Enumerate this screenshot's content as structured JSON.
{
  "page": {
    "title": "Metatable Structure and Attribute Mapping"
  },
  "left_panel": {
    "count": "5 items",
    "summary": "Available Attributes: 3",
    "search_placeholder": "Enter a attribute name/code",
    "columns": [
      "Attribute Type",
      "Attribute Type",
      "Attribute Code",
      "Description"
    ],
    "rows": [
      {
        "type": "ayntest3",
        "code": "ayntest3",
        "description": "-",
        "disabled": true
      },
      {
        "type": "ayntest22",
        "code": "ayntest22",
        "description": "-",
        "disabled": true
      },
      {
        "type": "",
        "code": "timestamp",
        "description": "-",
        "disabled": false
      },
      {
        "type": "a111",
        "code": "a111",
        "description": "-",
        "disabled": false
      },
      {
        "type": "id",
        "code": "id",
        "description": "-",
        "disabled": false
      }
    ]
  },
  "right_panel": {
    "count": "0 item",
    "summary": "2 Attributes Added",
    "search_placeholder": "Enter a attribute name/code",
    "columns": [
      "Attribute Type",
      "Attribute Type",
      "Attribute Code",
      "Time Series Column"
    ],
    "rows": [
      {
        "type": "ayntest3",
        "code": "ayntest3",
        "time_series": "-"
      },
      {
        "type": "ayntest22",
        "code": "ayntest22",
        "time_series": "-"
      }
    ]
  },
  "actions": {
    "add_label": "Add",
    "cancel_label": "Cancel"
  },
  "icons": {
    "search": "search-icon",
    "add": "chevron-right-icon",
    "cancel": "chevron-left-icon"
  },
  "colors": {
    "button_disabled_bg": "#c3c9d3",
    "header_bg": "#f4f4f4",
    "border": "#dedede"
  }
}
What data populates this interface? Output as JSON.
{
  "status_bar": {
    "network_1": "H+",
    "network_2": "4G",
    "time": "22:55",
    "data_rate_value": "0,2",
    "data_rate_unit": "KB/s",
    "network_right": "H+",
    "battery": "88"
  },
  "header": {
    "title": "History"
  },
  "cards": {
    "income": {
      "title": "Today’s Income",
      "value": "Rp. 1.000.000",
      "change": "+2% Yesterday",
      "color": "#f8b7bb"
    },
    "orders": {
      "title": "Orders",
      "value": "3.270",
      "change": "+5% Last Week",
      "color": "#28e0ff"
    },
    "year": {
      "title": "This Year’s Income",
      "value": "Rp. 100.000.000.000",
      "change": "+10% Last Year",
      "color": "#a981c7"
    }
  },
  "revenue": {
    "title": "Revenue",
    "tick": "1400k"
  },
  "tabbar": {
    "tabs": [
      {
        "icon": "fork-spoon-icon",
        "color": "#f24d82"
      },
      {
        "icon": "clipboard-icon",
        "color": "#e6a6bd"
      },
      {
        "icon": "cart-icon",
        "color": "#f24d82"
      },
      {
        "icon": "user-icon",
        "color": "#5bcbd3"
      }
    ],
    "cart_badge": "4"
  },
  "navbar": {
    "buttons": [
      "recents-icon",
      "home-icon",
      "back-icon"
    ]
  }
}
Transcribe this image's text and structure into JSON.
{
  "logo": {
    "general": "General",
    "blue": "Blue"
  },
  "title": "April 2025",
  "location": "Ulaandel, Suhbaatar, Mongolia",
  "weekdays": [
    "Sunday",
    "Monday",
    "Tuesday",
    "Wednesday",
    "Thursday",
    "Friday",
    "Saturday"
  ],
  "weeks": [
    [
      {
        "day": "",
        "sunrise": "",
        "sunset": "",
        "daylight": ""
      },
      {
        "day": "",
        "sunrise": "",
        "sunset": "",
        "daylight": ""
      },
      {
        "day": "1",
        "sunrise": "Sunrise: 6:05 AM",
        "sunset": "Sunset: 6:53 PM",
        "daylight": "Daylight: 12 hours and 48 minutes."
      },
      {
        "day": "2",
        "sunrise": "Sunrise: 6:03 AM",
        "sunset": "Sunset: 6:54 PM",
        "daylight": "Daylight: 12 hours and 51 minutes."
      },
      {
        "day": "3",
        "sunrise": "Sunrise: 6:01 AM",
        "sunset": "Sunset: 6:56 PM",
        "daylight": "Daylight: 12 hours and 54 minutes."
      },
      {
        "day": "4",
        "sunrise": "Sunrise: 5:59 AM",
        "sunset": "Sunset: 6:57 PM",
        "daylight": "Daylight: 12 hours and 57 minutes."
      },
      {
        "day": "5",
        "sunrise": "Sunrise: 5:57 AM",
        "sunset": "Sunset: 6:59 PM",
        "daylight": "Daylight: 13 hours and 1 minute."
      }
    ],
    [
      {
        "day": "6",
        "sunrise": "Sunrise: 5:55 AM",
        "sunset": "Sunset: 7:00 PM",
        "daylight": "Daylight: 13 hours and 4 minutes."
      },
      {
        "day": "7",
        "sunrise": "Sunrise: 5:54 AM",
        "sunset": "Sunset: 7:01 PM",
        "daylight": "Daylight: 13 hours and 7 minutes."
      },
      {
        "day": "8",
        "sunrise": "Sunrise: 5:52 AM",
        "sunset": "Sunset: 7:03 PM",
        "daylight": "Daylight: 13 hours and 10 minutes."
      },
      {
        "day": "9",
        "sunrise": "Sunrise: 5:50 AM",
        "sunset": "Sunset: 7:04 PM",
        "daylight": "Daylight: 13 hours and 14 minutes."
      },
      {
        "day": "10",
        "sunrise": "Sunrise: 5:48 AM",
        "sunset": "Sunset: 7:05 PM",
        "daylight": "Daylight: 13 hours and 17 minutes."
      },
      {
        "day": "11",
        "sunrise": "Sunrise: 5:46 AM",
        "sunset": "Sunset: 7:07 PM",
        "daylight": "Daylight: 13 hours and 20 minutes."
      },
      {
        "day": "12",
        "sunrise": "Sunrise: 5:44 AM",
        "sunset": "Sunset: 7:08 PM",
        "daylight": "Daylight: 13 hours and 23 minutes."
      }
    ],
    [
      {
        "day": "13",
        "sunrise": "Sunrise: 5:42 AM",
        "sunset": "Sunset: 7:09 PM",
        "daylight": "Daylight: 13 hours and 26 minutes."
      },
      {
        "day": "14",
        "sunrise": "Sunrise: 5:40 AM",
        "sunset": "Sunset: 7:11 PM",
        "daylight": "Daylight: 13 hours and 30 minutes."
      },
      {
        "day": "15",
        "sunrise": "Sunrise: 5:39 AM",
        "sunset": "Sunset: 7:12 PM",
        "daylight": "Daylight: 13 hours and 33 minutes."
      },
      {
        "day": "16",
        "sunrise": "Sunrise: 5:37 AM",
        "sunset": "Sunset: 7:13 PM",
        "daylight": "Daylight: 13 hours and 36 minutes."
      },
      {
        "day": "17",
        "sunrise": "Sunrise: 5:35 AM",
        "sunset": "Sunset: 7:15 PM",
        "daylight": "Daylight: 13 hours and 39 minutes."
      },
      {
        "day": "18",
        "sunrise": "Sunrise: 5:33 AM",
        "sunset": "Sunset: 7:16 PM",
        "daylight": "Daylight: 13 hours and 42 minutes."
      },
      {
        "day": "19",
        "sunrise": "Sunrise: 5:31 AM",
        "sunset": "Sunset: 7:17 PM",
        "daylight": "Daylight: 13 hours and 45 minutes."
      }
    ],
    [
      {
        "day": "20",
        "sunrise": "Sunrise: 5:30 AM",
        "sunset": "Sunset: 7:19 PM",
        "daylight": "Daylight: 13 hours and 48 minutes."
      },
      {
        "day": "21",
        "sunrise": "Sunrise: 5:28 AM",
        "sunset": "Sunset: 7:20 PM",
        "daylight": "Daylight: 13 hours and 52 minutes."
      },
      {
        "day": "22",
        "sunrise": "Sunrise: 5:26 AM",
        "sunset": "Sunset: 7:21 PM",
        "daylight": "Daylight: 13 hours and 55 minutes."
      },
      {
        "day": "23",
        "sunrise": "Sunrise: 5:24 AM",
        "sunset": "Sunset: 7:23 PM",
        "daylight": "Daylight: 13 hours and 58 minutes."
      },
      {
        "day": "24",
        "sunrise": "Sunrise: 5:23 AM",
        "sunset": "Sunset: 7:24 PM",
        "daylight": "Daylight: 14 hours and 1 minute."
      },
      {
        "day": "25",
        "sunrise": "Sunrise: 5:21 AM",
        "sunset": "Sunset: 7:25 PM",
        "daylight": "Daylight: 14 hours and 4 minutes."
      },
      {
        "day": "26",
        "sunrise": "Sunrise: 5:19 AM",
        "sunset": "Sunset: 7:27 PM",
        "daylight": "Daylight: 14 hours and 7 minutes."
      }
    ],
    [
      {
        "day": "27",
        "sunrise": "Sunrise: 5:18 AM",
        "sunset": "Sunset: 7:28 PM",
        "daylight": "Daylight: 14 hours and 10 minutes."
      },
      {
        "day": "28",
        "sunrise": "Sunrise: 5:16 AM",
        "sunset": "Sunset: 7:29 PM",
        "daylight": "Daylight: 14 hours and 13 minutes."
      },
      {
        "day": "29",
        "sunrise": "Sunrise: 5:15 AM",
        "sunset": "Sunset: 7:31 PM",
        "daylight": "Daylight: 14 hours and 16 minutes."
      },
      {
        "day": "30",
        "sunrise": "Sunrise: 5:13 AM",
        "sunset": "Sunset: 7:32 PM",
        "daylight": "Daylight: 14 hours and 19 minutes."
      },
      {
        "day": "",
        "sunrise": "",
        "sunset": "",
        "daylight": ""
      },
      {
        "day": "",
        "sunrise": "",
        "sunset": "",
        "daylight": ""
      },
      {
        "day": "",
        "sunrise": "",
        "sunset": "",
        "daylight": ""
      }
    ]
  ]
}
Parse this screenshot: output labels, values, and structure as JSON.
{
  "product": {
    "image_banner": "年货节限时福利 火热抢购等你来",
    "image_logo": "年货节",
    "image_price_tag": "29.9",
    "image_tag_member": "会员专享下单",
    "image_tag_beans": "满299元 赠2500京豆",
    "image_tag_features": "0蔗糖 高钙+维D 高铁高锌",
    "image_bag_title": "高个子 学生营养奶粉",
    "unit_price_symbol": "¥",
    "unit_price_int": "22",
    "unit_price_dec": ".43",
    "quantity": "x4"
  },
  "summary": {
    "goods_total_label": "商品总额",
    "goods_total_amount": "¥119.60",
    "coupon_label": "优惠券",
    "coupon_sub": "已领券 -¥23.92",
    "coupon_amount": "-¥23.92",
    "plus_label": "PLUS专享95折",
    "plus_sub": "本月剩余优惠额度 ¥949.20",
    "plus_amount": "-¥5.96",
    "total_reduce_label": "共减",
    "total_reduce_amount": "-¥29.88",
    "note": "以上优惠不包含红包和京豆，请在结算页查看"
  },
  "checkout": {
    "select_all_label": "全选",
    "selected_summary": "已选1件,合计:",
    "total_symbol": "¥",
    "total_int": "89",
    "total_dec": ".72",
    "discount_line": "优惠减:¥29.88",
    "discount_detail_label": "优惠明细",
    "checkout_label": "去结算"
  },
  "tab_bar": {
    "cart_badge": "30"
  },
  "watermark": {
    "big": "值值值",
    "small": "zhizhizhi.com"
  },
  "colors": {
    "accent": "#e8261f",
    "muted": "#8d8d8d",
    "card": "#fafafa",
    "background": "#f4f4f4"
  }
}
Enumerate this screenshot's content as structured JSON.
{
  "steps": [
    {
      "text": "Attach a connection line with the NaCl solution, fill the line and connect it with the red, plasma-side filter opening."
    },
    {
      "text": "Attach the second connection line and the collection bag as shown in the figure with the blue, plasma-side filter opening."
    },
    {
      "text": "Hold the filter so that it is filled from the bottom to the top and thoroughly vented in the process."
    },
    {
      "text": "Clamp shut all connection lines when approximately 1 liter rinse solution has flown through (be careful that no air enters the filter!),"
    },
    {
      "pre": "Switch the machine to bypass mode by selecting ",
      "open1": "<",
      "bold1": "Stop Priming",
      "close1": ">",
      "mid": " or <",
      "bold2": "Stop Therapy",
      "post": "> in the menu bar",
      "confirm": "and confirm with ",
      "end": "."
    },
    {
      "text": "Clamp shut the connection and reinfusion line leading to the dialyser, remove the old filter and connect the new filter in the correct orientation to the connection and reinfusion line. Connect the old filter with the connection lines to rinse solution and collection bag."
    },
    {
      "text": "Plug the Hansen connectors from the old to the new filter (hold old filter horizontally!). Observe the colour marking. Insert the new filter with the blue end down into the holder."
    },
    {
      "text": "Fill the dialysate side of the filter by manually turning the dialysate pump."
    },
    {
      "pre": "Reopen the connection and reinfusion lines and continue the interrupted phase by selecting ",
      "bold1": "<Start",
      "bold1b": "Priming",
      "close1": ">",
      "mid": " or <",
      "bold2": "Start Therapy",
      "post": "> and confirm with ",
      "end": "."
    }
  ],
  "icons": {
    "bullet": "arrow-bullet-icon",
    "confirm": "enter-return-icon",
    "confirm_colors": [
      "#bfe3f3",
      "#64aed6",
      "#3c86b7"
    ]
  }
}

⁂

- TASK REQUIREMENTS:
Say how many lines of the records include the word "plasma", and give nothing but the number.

- RESPONSE BOX:
2